What you will do → If a line in the listing includes the word "text", copy it out.

Source material →

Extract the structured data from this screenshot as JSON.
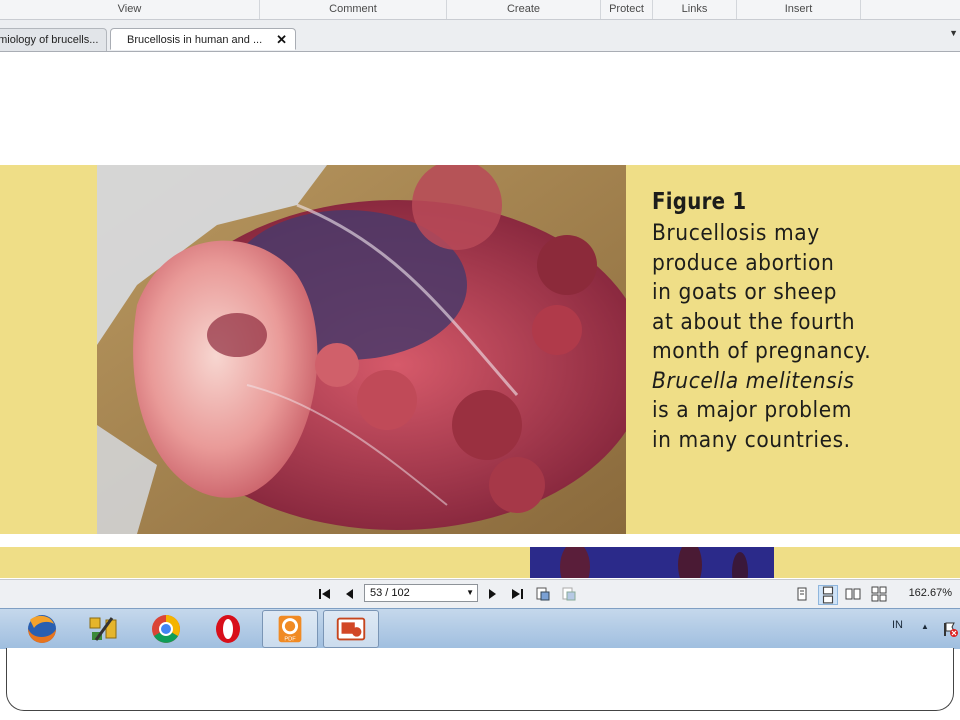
{
  "ribbon": {
    "tabs": [
      "View",
      "Comment",
      "Create",
      "Protect",
      "Links",
      "Insert"
    ]
  },
  "doc_tabs": [
    {
      "label": "emiology of brucells...",
      "active": false
    },
    {
      "label": "Brucellosis in human and ...",
      "active": true
    }
  ],
  "figure": {
    "title": "Figure 1",
    "lines": [
      {
        "text": "Brucellosis may",
        "italic": false
      },
      {
        "text": "produce abortion",
        "italic": false
      },
      {
        "text": "in goats or sheep",
        "italic": false
      },
      {
        "text": "at about the fourth",
        "italic": false
      },
      {
        "text": "month of pregnancy.",
        "italic": true,
        "partial_plain": true
      },
      {
        "text": "Brucella melitensis",
        "italic": true
      },
      {
        "text": "is a major problem",
        "italic": false
      },
      {
        "text": "in many countries.",
        "italic": false
      }
    ],
    "band_color": "#efde87"
  },
  "navbar": {
    "page_field": "53 / 102",
    "zoom": "162.67%"
  },
  "taskbar": {
    "apps": [
      "firefox-icon",
      "tools-icon",
      "chrome-icon",
      "opera-icon",
      "foxit-pdf-icon",
      "powerpoint-icon"
    ],
    "lang": "IN"
  }
}
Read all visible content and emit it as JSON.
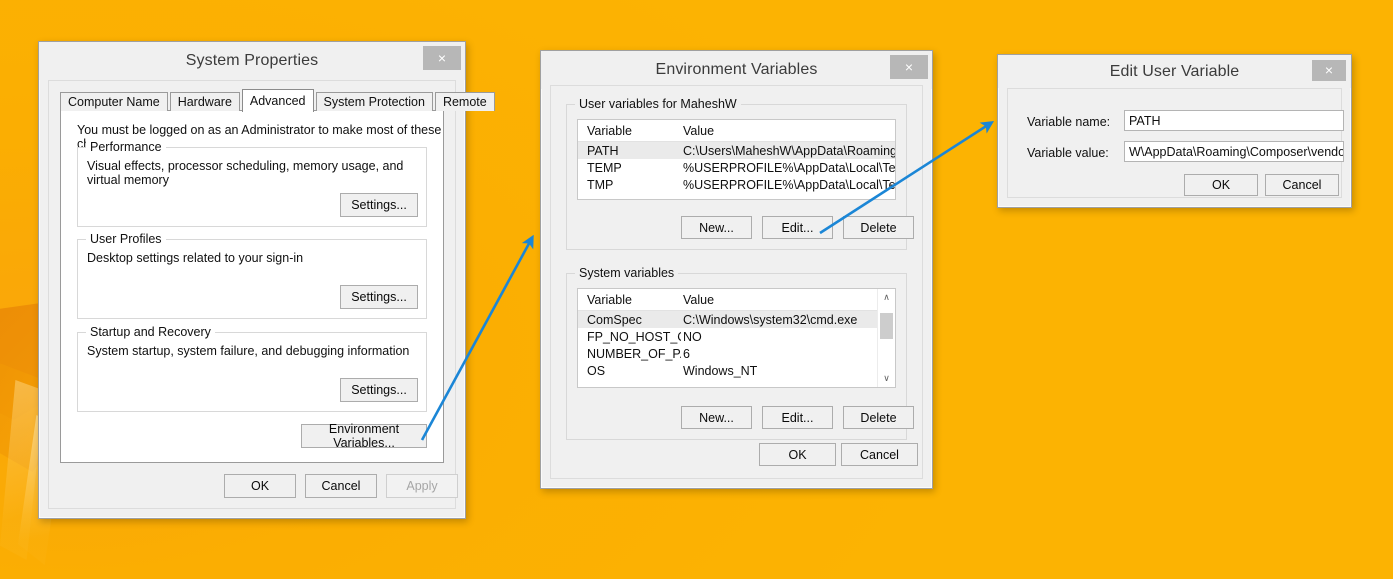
{
  "desktop": {
    "background_color": "#fbb102",
    "accent_arrow_color": "#1b86d6"
  },
  "system_properties": {
    "title": "System Properties",
    "close_label": "×",
    "tabs": [
      {
        "label": "Computer Name",
        "active": false
      },
      {
        "label": "Hardware",
        "active": false
      },
      {
        "label": "Advanced",
        "active": true
      },
      {
        "label": "System Protection",
        "active": false
      },
      {
        "label": "Remote",
        "active": false
      }
    ],
    "admin_note": "You must be logged on as an Administrator to make most of these changes.",
    "groups": [
      {
        "title": "Performance",
        "description": "Visual effects, processor scheduling, memory usage, and virtual memory",
        "button": "Settings..."
      },
      {
        "title": "User Profiles",
        "description": "Desktop settings related to your sign-in",
        "button": "Settings..."
      },
      {
        "title": "Startup and Recovery",
        "description": "System startup, system failure, and debugging information",
        "button": "Settings..."
      }
    ],
    "environment_variables_button": "Environment Variables...",
    "footer": {
      "ok": "OK",
      "cancel": "Cancel",
      "apply": "Apply",
      "apply_disabled": true
    }
  },
  "environment_variables": {
    "title": "Environment Variables",
    "close_label": "×",
    "user_section": {
      "title": "User variables for MaheshW",
      "columns": [
        "Variable",
        "Value"
      ],
      "rows": [
        {
          "variable": "PATH",
          "value": "C:\\Users\\MaheshW\\AppData\\Roaming\\...",
          "selected": true
        },
        {
          "variable": "TEMP",
          "value": "%USERPROFILE%\\AppData\\Local\\Temp",
          "selected": false
        },
        {
          "variable": "TMP",
          "value": "%USERPROFILE%\\AppData\\Local\\Temp",
          "selected": false
        }
      ],
      "buttons": {
        "new": "New...",
        "edit": "Edit...",
        "delete": "Delete"
      }
    },
    "system_section": {
      "title": "System variables",
      "columns": [
        "Variable",
        "Value"
      ],
      "rows": [
        {
          "variable": "ComSpec",
          "value": "C:\\Windows\\system32\\cmd.exe",
          "selected": true
        },
        {
          "variable": "FP_NO_HOST_C...",
          "value": "NO",
          "selected": false
        },
        {
          "variable": "NUMBER_OF_P...",
          "value": "6",
          "selected": false
        },
        {
          "variable": "OS",
          "value": "Windows_NT",
          "selected": false
        }
      ],
      "buttons": {
        "new": "New...",
        "edit": "Edit...",
        "delete": "Delete"
      },
      "scrollbar": {
        "up": "∧",
        "down": "∨"
      }
    },
    "footer": {
      "ok": "OK",
      "cancel": "Cancel"
    }
  },
  "edit_user_variable": {
    "title": "Edit User Variable",
    "close_label": "×",
    "name_label": "Variable name:",
    "name_value": "PATH",
    "value_label": "Variable value:",
    "value_value": "W\\AppData\\Roaming\\Composer\\vendor\\bin",
    "footer": {
      "ok": "OK",
      "cancel": "Cancel"
    }
  }
}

Your response →
        "text": "Brucellosis may",
        "text": "produce abortion",
        "text": "in goats or sheep",
        "text": "at about the fourth",
        "text": "month of pregnancy.",
        "text": "Brucella melitensis",
        "text": "is a major problem",
        "text": "in many countries.",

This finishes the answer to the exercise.